With an impressive array of singles and EPs, singer, songwriter and producer Jeremy Zucker delighted fans on April 17 when he released his highly anticipated debut album, “love is not dying”.
Zucker recorded the 13-track album in Brooklyn, New York, and the city serves as an influence for his music. The finished product is an intimate tracklist that speaks to the heart, while addressing the complexities of love, heartache, self-worth and growth.
The album begins with “still,” an instrumental track that includes a brief conversation between two people in the background. While fans may feel like they were robbed of Zucker’s melodic vocals in this track, this quick song feels like a moment of relaxation that eases listeners into Zucker’s personal journey throughout the rest of the album.
“We’re F—ed, it’s fine” has a good message about accepting imperfection, but the beat overwhelms Zucker’s vocals. Great lyrics like “The weather’s nice / Hold me tight, I’m?coming undone / Life would be so boring without you / I thought about it all last night” drown under the weight of the music. Fans might find themselves wanting to adjust the audio to hear more of Zucker and less of the beat.
The album’s third track, “somebody loves you,” reminds listeners why Zucker is known for his indie electronica sound. The track features a techno beat that will make fans want to get up and dance around the living room as Zucker sings about falling in love with someone he’s never met in person.
It’s no secret that Zucker is comfortable playing with electronic music, but his most intimate moments — the moments which resonate with fans — are when he strips back for simpler tracks. “Orchid” is a ballad to a past lover. The soft piano accompanies Zucker’s sweet voice and powerful lyrics as his emotions take center stage. He sings, “But you still just don’t know / How to make some place home / ‘Cause we could’ve had it / Don’t you wish we did?”

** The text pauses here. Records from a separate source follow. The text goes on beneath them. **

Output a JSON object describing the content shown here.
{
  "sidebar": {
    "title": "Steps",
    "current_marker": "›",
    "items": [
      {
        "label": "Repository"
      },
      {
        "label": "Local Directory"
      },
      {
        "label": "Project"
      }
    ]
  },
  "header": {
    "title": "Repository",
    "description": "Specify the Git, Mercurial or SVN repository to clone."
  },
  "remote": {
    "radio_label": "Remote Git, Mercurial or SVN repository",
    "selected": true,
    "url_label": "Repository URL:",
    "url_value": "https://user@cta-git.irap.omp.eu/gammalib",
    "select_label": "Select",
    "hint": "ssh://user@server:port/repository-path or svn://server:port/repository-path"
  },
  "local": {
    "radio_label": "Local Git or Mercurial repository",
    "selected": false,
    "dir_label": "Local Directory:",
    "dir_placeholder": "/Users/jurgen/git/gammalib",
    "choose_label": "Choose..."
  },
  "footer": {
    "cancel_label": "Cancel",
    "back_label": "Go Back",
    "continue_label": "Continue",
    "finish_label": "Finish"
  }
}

“Good for her” also relies on a stripped-back sound and Zucker’s soft vocals, but the content of this track is unique. The ballad was originally written to be the ending of the album’s fifth track, “lakehouse,” but Zucker decided it needed to be on its own. For this reason, it is a shorter track, in which the young musician acknowledges that his past love is with someone new. With very few lyrics, the track feels more like a statement of acknowledgement rather than a sad remembrance, as if Zucker needed to say that she moved on so he could also move on. Clocking in at less than a minute, the song radiates themes of growth and the triumph of acceptance.
The seventh track, “not ur friend,” predated the album’s release and was dropped in February as a promotional single. This empowering anthem begins with a guitar melody, but the beat quickly picks up as Zucker sings about letting go of toxicity and having the strength to move on. He sings, “Hang up if you ever think of calling / Me up, not afraid to say it, darling / Sorry, I’m not sorry if it hurts / I don’t mean to make it worse / I’ve decided that I’m not your f—ing friend,” and the power behind those words is contagious.
Other tracks, like “hell or flying,” are not so powerful. In this piano-led ballad, Zucker’s smooth vocals plead for a person to make a promise that he knows they won’t keep. The lyrics express a quiet and hopeful perseverance, and as the ending note escalates, Zucker’s voice will strike a chord in fans hearts as he sings, “But I, I will lay down by your side / I will keep an open eye / While you stare into the sun / Promise me you’re done.”
While most of his album focuses on romantic love and the trials of heartache, there are tracks that focus on friendship, like “always, I’ll care.” In this sweet song, Zucker takes a moment to reflect on a college friendship that he feels guilty for neglecting. Fans will enjoy the sincerity in his voice as he makes amends and explains that no matter the distance or the ignored texts, he’ll always care.
For an interesting combination of Zucker’s techno and soft sounds, fans should jump to the album’s 12th track, “brooks.” With only one verse, Zucker wrote the song as a train of thought, but the lyrics provide an insight into a tragedy that he experienced. He sings, “And this kid I knew in college, he just died on a plane / Maybe that’s why I’m still scared to fly in the rain.” As a whole, the track is short, strange and intensely personal, but fans will connect with Zucker’s vulnerability and uncertainty about life.
Zucker ends with the first single he released off the album, “oh, mexico,” which was inspired by James Taylor’s song, “Mexico.” This song has a melancholic sound, as Zucker sings about accepting that he has a lot of growing to do. The hopeful lyrics make for the perfect ending as Zucker sings, “I tried to be myself, but still, I’ve got some room to grow / I’m going to Mexico.”
In this time of self-isolation, fans have plenty of time to think about love, and Zucker’s “love is not dying” came at the perfect time. Fans will enjoy plugging in some earbuds and letting Zucker’s melodic voice guide them through the confusing world of heartache and growth.